What you have to do -> Set down the data again in full, keeping every line exactly as it is.

--- Provided records Enclosed Below ---

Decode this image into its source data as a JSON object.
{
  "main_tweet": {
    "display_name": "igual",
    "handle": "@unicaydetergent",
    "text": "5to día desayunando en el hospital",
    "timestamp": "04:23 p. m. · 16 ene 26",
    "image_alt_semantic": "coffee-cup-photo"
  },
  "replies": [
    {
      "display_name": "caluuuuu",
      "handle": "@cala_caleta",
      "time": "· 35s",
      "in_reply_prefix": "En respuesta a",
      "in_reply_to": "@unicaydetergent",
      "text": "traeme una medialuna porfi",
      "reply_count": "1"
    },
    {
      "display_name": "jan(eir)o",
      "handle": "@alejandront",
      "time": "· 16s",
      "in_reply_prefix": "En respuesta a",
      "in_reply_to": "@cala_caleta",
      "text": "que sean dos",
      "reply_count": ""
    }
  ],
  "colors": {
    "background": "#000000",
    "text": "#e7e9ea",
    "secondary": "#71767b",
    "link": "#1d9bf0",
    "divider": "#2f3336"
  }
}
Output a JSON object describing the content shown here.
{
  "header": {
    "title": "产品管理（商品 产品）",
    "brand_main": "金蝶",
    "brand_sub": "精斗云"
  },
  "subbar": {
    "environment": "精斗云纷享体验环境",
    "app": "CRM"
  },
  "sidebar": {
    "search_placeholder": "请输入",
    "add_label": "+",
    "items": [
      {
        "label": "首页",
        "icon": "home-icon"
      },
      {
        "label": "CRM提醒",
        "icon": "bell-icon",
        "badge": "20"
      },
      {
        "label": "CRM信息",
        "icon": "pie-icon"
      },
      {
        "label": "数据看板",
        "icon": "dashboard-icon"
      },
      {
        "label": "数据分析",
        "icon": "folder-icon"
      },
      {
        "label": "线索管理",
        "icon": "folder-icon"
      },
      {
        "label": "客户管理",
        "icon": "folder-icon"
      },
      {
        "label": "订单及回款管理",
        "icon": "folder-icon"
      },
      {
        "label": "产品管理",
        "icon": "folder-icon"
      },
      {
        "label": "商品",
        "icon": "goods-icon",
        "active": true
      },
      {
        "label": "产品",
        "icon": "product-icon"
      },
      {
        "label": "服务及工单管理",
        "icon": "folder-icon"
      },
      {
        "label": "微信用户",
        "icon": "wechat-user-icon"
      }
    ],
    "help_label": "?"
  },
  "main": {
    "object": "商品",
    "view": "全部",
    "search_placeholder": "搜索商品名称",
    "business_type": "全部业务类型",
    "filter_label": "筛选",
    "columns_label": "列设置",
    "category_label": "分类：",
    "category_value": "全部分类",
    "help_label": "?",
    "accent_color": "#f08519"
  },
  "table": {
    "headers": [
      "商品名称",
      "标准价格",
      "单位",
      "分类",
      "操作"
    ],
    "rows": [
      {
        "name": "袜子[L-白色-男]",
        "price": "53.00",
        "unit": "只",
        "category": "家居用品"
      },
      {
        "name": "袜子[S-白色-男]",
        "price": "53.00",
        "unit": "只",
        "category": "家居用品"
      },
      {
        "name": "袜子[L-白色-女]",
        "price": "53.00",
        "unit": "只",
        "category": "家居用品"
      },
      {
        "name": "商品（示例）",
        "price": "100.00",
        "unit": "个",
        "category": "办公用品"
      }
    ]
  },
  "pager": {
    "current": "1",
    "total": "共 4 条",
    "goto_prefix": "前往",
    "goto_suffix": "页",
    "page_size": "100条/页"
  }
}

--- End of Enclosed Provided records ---

Answer section ->
Decode this image into its source data as a JSON object.
{
  "main_tweet": {
    "display_name": "igual",
    "handle": "@unicaydetergent",
    "text": "5to día desayunando en el hospital",
    "timestamp": "04:23 p. m. · 16 ene 26",
    "image_alt_semantic": "coffee-cup-photo"
  },
  "replies": [
    {
      "display_name": "caluuuuu",
      "handle": "@cala_caleta",
      "time": "· 35s",
      "in_reply_prefix": "En respuesta a",
      "in_reply_to": "@unicaydetergent",
      "text": "traeme una medialuna porfi",
      "reply_count": "1"
    },
    {
      "display_name": "jan(eir)o",
      "handle": "@alejandront",
      "time": "· 16s",
      "in_reply_prefix": "En respuesta a",
      "in_reply_to": "@cala_caleta",
      "text": "que sean dos",
      "reply_count": ""
    }
  ],
  "colors": {
    "background": "#000000",
    "text": "#e7e9ea",
    "secondary": "#71767b",
    "link": "#1d9bf0",
    "divider": "#2f3336"
  }
}
Output a JSON object describing the content shown here.
{
  "header": {
    "title": "产品管理（商品 产品）",
    "brand_main": "金蝶",
    "brand_sub": "精斗云"
  },
  "subbar": {
    "environment": "精斗云纷享体验环境",
    "app": "CRM"
  },
  "sidebar": {
    "search_placeholder": "请输入",
    "add_label": "+",
    "items": [
      {
        "label": "首页",
        "icon": "home-icon"
      },
      {
        "label": "CRM提醒",
        "icon": "bell-icon",
        "badge": "20"
      },
      {
        "label": "CRM信息",
        "icon": "pie-icon"
      },
      {
        "label": "数据看板",
        "icon": "dashboard-icon"
      },
      {
        "label": "数据分析",
        "icon": "folder-icon"
      },
      {
        "label": "线索管理",
        "icon": "folder-icon"
      },
      {
        "label": "客户管理",
        "icon": "folder-icon"
      },
      {
        "label": "订单及回款管理",
        "icon": "folder-icon"
      },
      {
        "label": "产品管理",
        "icon": "folder-icon"
      },
      {
        "label": "商品",
        "icon": "goods-icon",
        "active": true
      },
      {
        "label": "产品",
        "icon": "product-icon"
      },
      {
        "label": "服务及工单管理",
        "icon": "folder-icon"
      },
      {
        "label": "微信用户",
        "icon": "wechat-user-icon"
      }
    ],
    "help_label": "?"
  },
  "main": {
    "object": "商品",
    "view": "全部",
    "search_placeholder": "搜索商品名称",
    "business_type": "全部业务类型",
    "filter_label": "筛选",
    "columns_label": "列设置",
    "category_label": "分类：",
    "category_value": "全部分类",
    "help_label": "?",
    "accent_color": "#f08519"
  },
  "table": {
    "headers": [
      "商品名称",
      "标准价格",
      "单位",
      "分类",
      "操作"
    ],
    "rows": [
      {
        "name": "袜子[L-白色-男]",
        "price": "53.00",
        "unit": "只",
        "category": "家居用品"
      },
      {
        "name": "袜子[S-白色-男]",
        "price": "53.00",
        "unit": "只",
        "category": "家居用品"
      },
      {
        "name": "袜子[L-白色-女]",
        "price": "53.00",
        "unit": "只",
        "category": "家居用品"
      },
      {
        "name": "商品（示例）",
        "price": "100.00",
        "unit": "个",
        "category": "办公用品"
      }
    ]
  },
  "pager": {
    "current": "1",
    "total": "共 4 条",
    "goto_prefix": "前往",
    "goto_suffix": "页",
    "page_size": "100条/页"
  }
}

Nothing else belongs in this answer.